Input material:
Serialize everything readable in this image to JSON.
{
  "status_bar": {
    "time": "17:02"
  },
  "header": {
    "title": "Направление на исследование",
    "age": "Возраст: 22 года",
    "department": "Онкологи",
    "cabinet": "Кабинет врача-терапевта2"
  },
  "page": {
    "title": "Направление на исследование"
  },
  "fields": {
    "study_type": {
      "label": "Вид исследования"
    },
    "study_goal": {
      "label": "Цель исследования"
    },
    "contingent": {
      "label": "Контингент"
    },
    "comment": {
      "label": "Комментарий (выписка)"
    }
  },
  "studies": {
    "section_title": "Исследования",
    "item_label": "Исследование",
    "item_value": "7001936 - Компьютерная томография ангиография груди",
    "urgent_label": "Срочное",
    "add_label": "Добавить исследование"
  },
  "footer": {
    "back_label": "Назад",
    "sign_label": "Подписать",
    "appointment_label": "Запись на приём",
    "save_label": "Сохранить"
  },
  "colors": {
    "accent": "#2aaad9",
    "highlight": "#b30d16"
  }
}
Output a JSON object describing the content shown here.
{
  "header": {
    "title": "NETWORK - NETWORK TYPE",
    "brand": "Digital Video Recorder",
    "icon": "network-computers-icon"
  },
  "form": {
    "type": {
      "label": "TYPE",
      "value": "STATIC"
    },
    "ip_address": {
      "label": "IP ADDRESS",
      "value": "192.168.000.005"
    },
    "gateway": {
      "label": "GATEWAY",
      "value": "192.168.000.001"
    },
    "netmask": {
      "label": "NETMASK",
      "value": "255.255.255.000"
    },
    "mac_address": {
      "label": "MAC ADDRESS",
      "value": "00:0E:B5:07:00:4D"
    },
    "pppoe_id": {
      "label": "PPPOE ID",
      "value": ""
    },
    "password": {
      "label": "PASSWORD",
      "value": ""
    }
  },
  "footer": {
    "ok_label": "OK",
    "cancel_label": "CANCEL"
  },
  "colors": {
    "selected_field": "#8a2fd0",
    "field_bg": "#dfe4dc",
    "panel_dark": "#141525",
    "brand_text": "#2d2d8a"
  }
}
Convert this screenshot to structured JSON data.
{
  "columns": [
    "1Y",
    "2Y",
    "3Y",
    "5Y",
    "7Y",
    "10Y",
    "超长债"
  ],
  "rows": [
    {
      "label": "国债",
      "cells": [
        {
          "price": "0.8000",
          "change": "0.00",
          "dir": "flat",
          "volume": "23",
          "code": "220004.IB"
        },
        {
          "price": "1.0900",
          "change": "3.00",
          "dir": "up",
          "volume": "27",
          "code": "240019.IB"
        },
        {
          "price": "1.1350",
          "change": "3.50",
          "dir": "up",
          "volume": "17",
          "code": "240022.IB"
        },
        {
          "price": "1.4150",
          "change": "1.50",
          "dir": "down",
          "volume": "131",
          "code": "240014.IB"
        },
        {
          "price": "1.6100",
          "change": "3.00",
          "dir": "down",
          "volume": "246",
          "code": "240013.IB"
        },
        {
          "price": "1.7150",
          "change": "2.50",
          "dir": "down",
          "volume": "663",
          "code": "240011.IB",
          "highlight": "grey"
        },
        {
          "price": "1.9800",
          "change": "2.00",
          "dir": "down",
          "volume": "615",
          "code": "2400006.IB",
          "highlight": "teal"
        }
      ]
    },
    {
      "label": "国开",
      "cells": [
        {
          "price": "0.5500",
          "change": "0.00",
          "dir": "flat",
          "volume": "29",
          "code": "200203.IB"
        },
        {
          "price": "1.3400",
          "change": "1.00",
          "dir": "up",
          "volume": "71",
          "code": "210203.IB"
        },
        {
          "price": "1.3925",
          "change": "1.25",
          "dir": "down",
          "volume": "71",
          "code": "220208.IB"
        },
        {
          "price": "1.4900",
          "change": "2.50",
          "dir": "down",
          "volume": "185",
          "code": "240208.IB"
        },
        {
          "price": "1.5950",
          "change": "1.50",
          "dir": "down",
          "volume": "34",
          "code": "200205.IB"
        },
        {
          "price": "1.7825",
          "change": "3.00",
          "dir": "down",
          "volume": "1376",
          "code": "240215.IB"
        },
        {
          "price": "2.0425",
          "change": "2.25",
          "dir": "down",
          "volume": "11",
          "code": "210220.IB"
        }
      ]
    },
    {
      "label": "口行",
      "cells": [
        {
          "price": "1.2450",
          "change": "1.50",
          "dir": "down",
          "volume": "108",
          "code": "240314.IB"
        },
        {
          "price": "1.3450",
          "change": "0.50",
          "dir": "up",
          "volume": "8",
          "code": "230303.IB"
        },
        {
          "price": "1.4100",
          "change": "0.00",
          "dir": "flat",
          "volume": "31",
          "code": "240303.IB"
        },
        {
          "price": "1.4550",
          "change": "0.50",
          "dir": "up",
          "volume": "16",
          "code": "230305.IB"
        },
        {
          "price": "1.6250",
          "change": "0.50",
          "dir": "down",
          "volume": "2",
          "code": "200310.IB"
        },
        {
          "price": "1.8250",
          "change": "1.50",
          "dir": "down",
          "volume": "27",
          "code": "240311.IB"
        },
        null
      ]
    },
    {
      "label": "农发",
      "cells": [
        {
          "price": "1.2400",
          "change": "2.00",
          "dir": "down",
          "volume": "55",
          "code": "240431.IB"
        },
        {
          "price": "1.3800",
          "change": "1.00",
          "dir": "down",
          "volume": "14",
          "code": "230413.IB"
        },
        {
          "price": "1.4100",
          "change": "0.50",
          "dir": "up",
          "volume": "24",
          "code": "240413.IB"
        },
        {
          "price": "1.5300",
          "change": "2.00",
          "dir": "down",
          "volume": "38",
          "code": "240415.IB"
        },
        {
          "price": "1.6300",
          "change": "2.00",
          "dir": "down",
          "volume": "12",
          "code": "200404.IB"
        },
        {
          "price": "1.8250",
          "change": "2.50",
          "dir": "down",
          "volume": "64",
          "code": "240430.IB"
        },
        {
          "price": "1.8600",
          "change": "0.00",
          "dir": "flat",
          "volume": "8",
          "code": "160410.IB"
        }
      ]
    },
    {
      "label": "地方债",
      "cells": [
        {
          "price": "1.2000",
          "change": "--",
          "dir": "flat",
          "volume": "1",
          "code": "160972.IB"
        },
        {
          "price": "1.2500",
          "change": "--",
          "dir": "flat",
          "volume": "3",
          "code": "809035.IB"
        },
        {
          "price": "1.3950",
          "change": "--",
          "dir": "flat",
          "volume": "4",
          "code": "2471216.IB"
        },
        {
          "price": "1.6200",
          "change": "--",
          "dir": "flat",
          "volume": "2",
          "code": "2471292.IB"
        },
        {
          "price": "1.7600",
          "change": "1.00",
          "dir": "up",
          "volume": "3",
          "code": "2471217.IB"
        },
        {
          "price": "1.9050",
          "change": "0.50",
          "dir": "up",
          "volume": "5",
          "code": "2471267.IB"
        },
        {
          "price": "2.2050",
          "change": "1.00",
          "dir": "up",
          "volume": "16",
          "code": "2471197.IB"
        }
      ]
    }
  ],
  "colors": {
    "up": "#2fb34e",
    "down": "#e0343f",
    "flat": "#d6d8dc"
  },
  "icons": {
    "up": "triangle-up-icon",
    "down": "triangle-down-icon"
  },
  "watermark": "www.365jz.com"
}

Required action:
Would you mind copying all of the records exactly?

Exercise solution:
Serialize everything readable in this image to JSON.
{
  "status_bar": {
    "time": "17:02"
  },
  "header": {
    "title": "Направление на исследование",
    "age": "Возраст: 22 года",
    "department": "Онкологи",
    "cabinet": "Кабинет врача-терапевта2"
  },
  "page": {
    "title": "Направление на исследование"
  },
  "fields": {
    "study_type": {
      "label": "Вид исследования"
    },
    "study_goal": {
      "label": "Цель исследования"
    },
    "contingent": {
      "label": "Контингент"
    },
    "comment": {
      "label": "Комментарий (выписка)"
    }
  },
  "studies": {
    "section_title": "Исследования",
    "item_label": "Исследование",
    "item_value": "7001936 - Компьютерная томография ангиография груди",
    "urgent_label": "Срочное",
    "add_label": "Добавить исследование"
  },
  "footer": {
    "back_label": "Назад",
    "sign_label": "Подписать",
    "appointment_label": "Запись на приём",
    "save_label": "Сохранить"
  },
  "colors": {
    "accent": "#2aaad9",
    "highlight": "#b30d16"
  }
}
Output a JSON object describing the content shown here.
{
  "header": {
    "title": "NETWORK - NETWORK TYPE",
    "brand": "Digital Video Recorder",
    "icon": "network-computers-icon"
  },
  "form": {
    "type": {
      "label": "TYPE",
      "value": "STATIC"
    },
    "ip_address": {
      "label": "IP ADDRESS",
      "value": "192.168.000.005"
    },
    "gateway": {
      "label": "GATEWAY",
      "value": "192.168.000.001"
    },
    "netmask": {
      "label": "NETMASK",
      "value": "255.255.255.000"
    },
    "mac_address": {
      "label": "MAC ADDRESS",
      "value": "00:0E:B5:07:00:4D"
    },
    "pppoe_id": {
      "label": "PPPOE ID",
      "value": ""
    },
    "password": {
      "label": "PASSWORD",
      "value": ""
    }
  },
  "footer": {
    "ok_label": "OK",
    "cancel_label": "CANCEL"
  },
  "colors": {
    "selected_field": "#8a2fd0",
    "field_bg": "#dfe4dc",
    "panel_dark": "#141525",
    "brand_text": "#2d2d8a"
  }
}
Convert this screenshot to structured JSON data.
{
  "columns": [
    "1Y",
    "2Y",
    "3Y",
    "5Y",
    "7Y",
    "10Y",
    "超长债"
  ],
  "rows": [
    {
      "label": "国债",
      "cells": [
        {
          "price": "0.8000",
          "change": "0.00",
          "dir": "flat",
          "volume": "23",
          "code": "220004.IB"
        },
        {
          "price": "1.0900",
          "change": "3.00",
          "dir": "up",
          "volume": "27",
          "code": "240019.IB"
        },
        {
          "price": "1.1350",
          "change": "3.50",
          "dir": "up",
          "volume": "17",
          "code": "240022.IB"
        },
        {
          "price": "1.4150",
          "change": "1.50",
          "dir": "down",
          "volume": "131",
          "code": "240014.IB"
        },
        {
          "price": "1.6100",
          "change": "3.00",
          "dir": "down",
          "volume": "246",
          "code": "240013.IB"
        },
        {
          "price": "1.7150",
          "change": "2.50",
          "dir": "down",
          "volume": "663",
          "code": "240011.IB",
          "highlight": "grey"
        },
        {
          "price": "1.9800",
          "change": "2.00",
          "dir": "down",
          "volume": "615",
          "code": "2400006.IB",
          "highlight": "teal"
        }
      ]
    },
    {
      "label": "国开",
      "cells": [
        {
          "price": "0.5500",
          "change": "0.00",
          "dir": "flat",
          "volume": "29",
          "code": "200203.IB"
        },
        {
          "price": "1.3400",
          "change": "1.00",
          "dir": "up",
          "volume": "71",
          "code": "210203.IB"
        },
        {
          "price": "1.3925",
          "change": "1.25",
          "dir": "down",
          "volume": "71",
          "code": "220208.IB"
        },
        {
          "price": "1.4900",
          "change": "2.50",
          "dir": "down",
          "volume": "185",
          "code": "240208.IB"
        },
        {
          "price": "1.5950",
          "change": "1.50",
          "dir": "down",
          "volume": "34",
          "code": "200205.IB"
        },
        {
          "price": "1.7825",
          "change": "3.00",
          "dir": "down",
          "volume": "1376",
          "code": "240215.IB"
        },
        {
          "price": "2.0425",
          "change": "2.25",
          "dir": "down",
          "volume": "11",
          "code": "210220.IB"
        }
      ]
    },
    {
      "label": "口行",
      "cells": [
        {
          "price": "1.2450",
          "change": "1.50",
          "dir": "down",
          "volume": "108",
          "code": "240314.IB"
        },
        {
          "price": "1.3450",
          "change": "0.50",
          "dir": "up",
          "volume": "8",
          "code": "230303.IB"
        },
        {
          "price": "1.4100",
          "change": "0.00",
          "dir": "flat",
          "volume": "31",
          "code": "240303.IB"
        },
        {
          "price": "1.4550",
          "change": "0.50",
          "dir": "up",
          "volume": "16",
          "code": "230305.IB"
        },
        {
          "price": "1.6250",
          "change": "0.50",
          "dir": "down",
          "volume": "2",
          "code": "200310.IB"
        },
        {
          "price": "1.8250",
          "change": "1.50",
          "dir": "down",
          "volume": "27",
          "code": "240311.IB"
        },
        null
      ]
    },
    {
      "label": "农发",
      "cells": [
        {
          "price": "1.2400",
          "change": "2.00",
          "dir": "down",
          "volume": "55",
          "code": "240431.IB"
        },
        {
          "price": "1.3800",
          "change": "1.00",
          "dir": "down",
          "volume": "14",
          "code": "230413.IB"
        },
        {
          "price": "1.4100",
          "change": "0.50",
          "dir": "up",
          "volume": "24",
          "code": "240413.IB"
        },
        {
          "price": "1.5300",
          "change": "2.00",
          "dir": "down",
          "volume": "38",
          "code": "240415.IB"
        },
        {
          "price": "1.6300",
          "change": "2.00",
          "dir": "down",
          "volume": "12",
          "code": "200404.IB"
        },
        {
          "price": "1.8250",
          "change": "2.50",
          "dir": "down",
          "volume": "64",
          "code": "240430.IB"
        },
        {
          "price": "1.8600",
          "change": "0.00",
          "dir": "flat",
          "volume": "8",
          "code": "160410.IB"
        }
      ]
    },
    {
      "label": "地方债",
      "cells": [
        {
          "price": "1.2000",
          "change": "--",
          "dir": "flat",
          "volume": "1",
          "code": "160972.IB"
        },
        {
          "price": "1.2500",
          "change": "--",
          "dir": "flat",
          "volume": "3",
          "code": "809035.IB"
        },
        {
          "price": "1.3950",
          "change": "--",
          "dir": "flat",
          "volume": "4",
          "code": "2471216.IB"
        },
        {
          "price": "1.6200",
          "change": "--",
          "dir": "flat",
          "volume": "2",
          "code": "2471292.IB"
        },
        {
          "price": "1.7600",
          "change": "1.00",
          "dir": "up",
          "volume": "3",
          "code": "2471217.IB"
        },
        {
          "price": "1.9050",
          "change": "0.50",
          "dir": "up",
          "volume": "5",
          "code": "2471267.IB"
        },
        {
          "price": "2.2050",
          "change": "1.00",
          "dir": "up",
          "volume": "16",
          "code": "2471197.IB"
        }
      ]
    }
  ],
  "colors": {
    "up": "#2fb34e",
    "down": "#e0343f",
    "flat": "#d6d8dc"
  },
  "icons": {
    "up": "triangle-up-icon",
    "down": "triangle-down-icon"
  },
  "watermark": "www.365jz.com"
}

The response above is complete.